And perhaps the most important outcome was the huge boost that hit every other TTRPG. And I don't want to see that end. Now that we're out of the woods, I don't think it's the end of the world if you want to buy a Wizards of the Coast book or subscribe to D&D Beyond - I'll likely wind up buying a product or two as well, if I hear good things about one of their books. But WotC's attempt to shut down their perceived "competition" has actually boosted these games to such a point where they might not necessarily be able to compete with D&D financially, but they don't have to - they just need to be more accessible to a large audience. And that has absolutely happened, and I hope it keeps happening.

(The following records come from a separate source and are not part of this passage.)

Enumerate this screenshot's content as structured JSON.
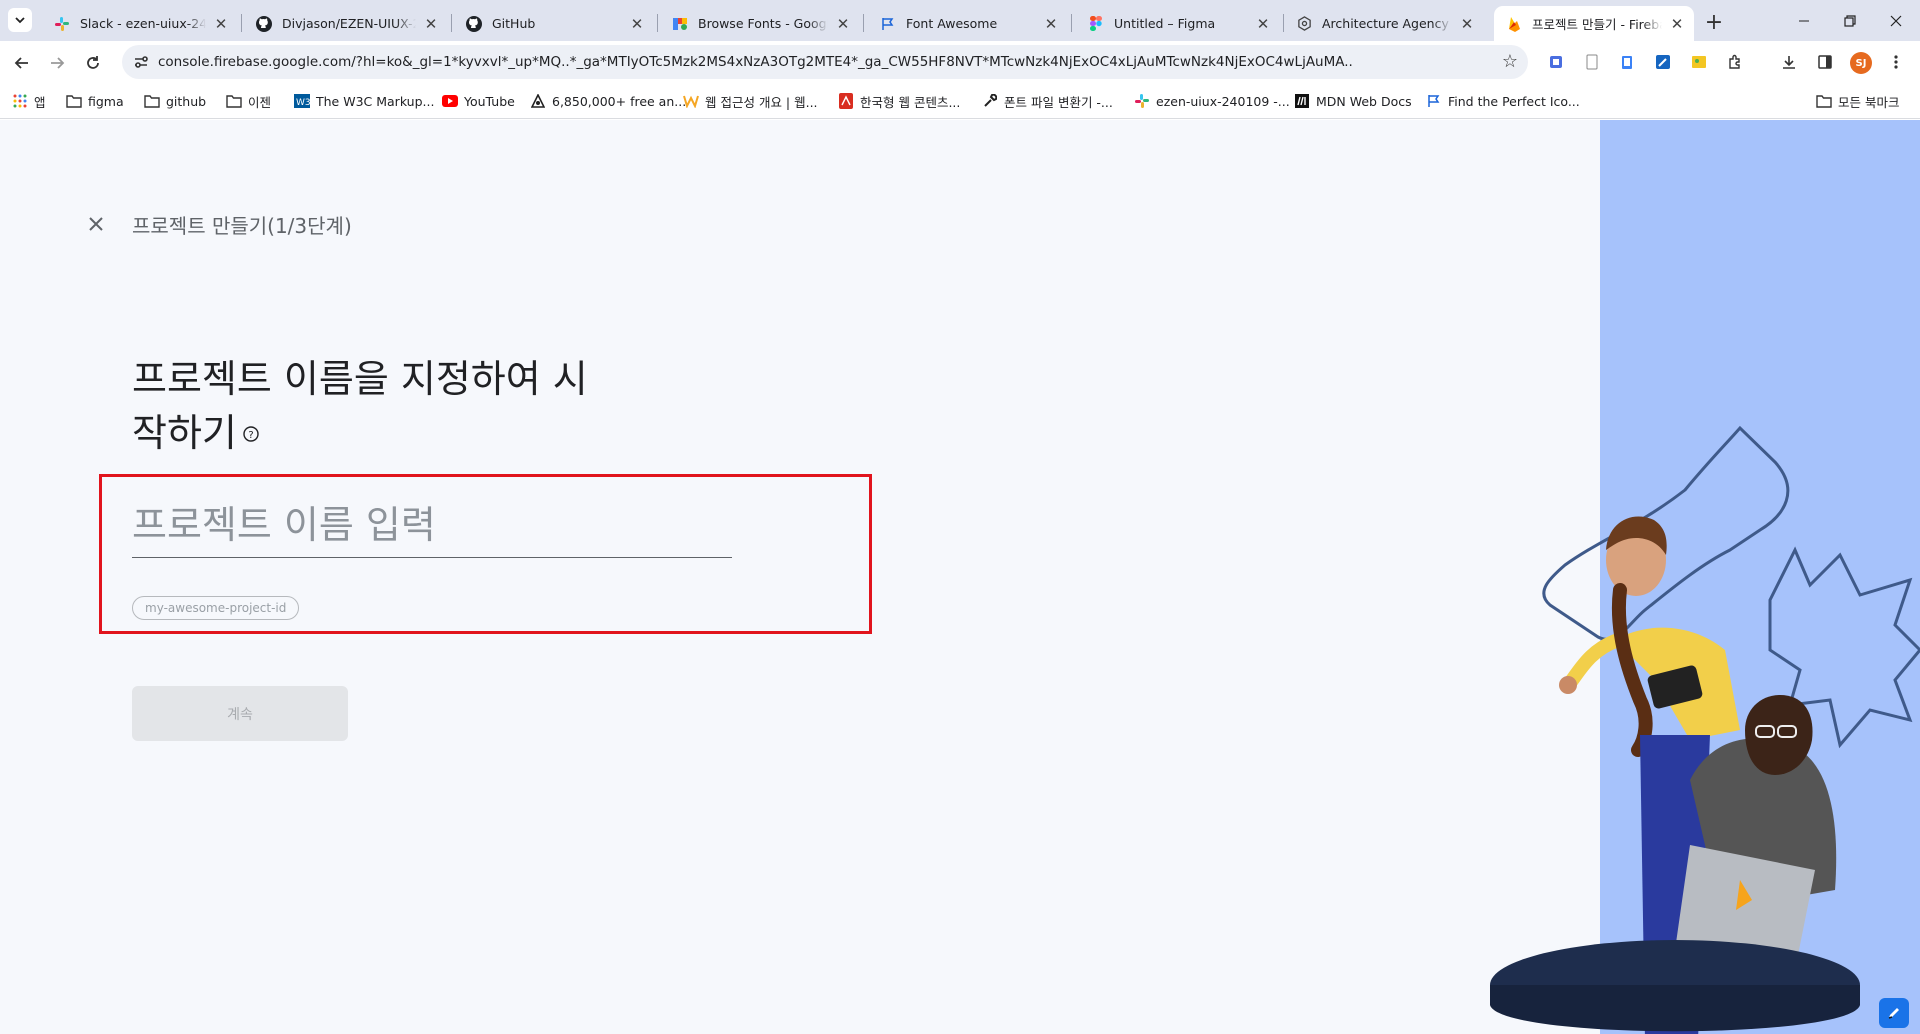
{
  "browser": {
    "tabs": [
      {
        "title": "Slack - ezen-uiux-240109",
        "icon": "slack-icon",
        "active": false
      },
      {
        "title": "Divjason/EZEN-UIUX-240",
        "icon": "github-icon",
        "active": false
      },
      {
        "title": "GitHub",
        "icon": "github-icon",
        "active": false
      },
      {
        "title": "Browse Fonts - Google F",
        "icon": "google-fonts-icon",
        "active": false
      },
      {
        "title": "Font Awesome",
        "icon": "flag-icon",
        "active": false
      },
      {
        "title": "Untitled – Figma",
        "icon": "figma-icon",
        "active": false
      },
      {
        "title": "Architecture Agency",
        "icon": "gear-icon",
        "active": false
      },
      {
        "title": "프로젝트 만들기 - Fireba",
        "icon": "firebase-icon",
        "active": true
      }
    ],
    "url": "console.firebase.google.com/?hl=ko&_gl=1*kyvxvl*_up*MQ..*_ga*MTIyOTc5Mzk2MS4xNzA3OTg2MTE4*_ga_CW55HF8NVT*MTcwNzk4NjExOC4xLjAuMTcwNzk4NjExOC4wLjAuMA..",
    "profile_initials": "SJ",
    "bookmarks": [
      {
        "label": "앱",
        "icon": "apps-grid-icon"
      },
      {
        "label": "figma",
        "icon": "folder-icon"
      },
      {
        "label": "github",
        "icon": "folder-icon"
      },
      {
        "label": "이젠",
        "icon": "folder-icon"
      },
      {
        "label": "The W3C Markup...",
        "icon": "w3c-icon"
      },
      {
        "label": "YouTube",
        "icon": "youtube-icon"
      },
      {
        "label": "6,850,000+ free an...",
        "icon": "flaticon-icon"
      },
      {
        "label": "웹 접근성 개요 | 웹...",
        "icon": "w-logo-icon"
      },
      {
        "label": "한국형 웹 콘텐츠...",
        "icon": "pdf-icon"
      },
      {
        "label": "폰트 파일 변환기 -...",
        "icon": "wrench-icon"
      },
      {
        "label": "ezen-uiux-240109 -...",
        "icon": "slack-icon"
      },
      {
        "label": "MDN Web Docs",
        "icon": "mdn-icon"
      },
      {
        "label": "Find the Perfect Ico...",
        "icon": "flag-icon"
      }
    ],
    "all_bookmarks": "모든 북마크"
  },
  "page": {
    "step_title": "프로젝트 만들기(1/3단계)",
    "heading_line1": "프로젝트 이름을 지정하여 시",
    "heading_line2": "작하기",
    "help_glyph": "?",
    "name_placeholder": "프로젝트 이름 입력",
    "project_id_chip": "my-awesome-project-id",
    "continue_label": "계속"
  },
  "colors": {
    "page_bg": "#f6f8fc",
    "side_panel": "#a6c2fb",
    "highlight": "#e1141d",
    "firebase_orange": "#f6a41c"
  }
}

Someone in my comments said they genuinely hadn't heard of Pathfinder 2nd Edition until this drama played out. That is the kind of monopoly D&D has over the TTRPG community. Pathfinder has just had perhaps the best month they've ever had, and apparently some D&D players didn't even know they exist. The number one challenge for every other game in the space has been the fact that D&D sucks the air out of the room for everyone else. But that changed in January. Even if you plan to keep playing 5e in some form, as I do, it's also wonderful that other games are starting to get recognized and evaluated as peers in the TTRPG space.
That's why this was the best-case scenario, and one I never thought we'd see. If OGL 1.0a had been shut down, the TTRPG hobby still would have thrived in the long-term, but a lot of creators would have suffered in the short-term as their livelihood was stripped away from them and they had to completely reorient themselves with no safety net. But now, those creators have the opportunity to take their time to decide how they want to proceed, and there has been a huge boost to other games thanks to WotC's shenanigans over those terrible 22 days. Pathfinder's current supply of Core Rulebooks was meant to last for 8 months, and sold out in two weeks.
And that's just one game, one extremely visible example. Speaking personally, as someone who was only just starting to dip my toe into other fantasy systems, I now have a huge list of games I want to check out, many of which I'd never heard of. This can only be overwhelmingly good for the hobby. Creators don't have to throw out their entire business model if they don't want to, and that means our hobby is stronger and people won't suffer to get there. That's good for everybody!
Do we forgive Wizards of the Coast? Honestly, I'm not convinced the leadership actually understands what they've done wrong. They still, for some reason, felt they needed an advantage to try to conquer TTRPGs, because they don't seem to realize they've already won. In fact, they've weakened their position, so I wouldn't be surprised if they come back with a vengeance to try to make up the gains they've lost. So, no, we don't forgive, and we sure don't forget. And we certainly don't trust them to behave responsibly.
But now we know exactly what it takes to beat them, if we need to. And the next time they try to make us their enemies, we'll be more than ready.
In the meantime, I'm just glad I can stop spending all of my free time doomscrolling through daily OGL updates and trying to figure out if I can still publish Patreon content for the game I like without getting sued. Jesus Christ, what a month.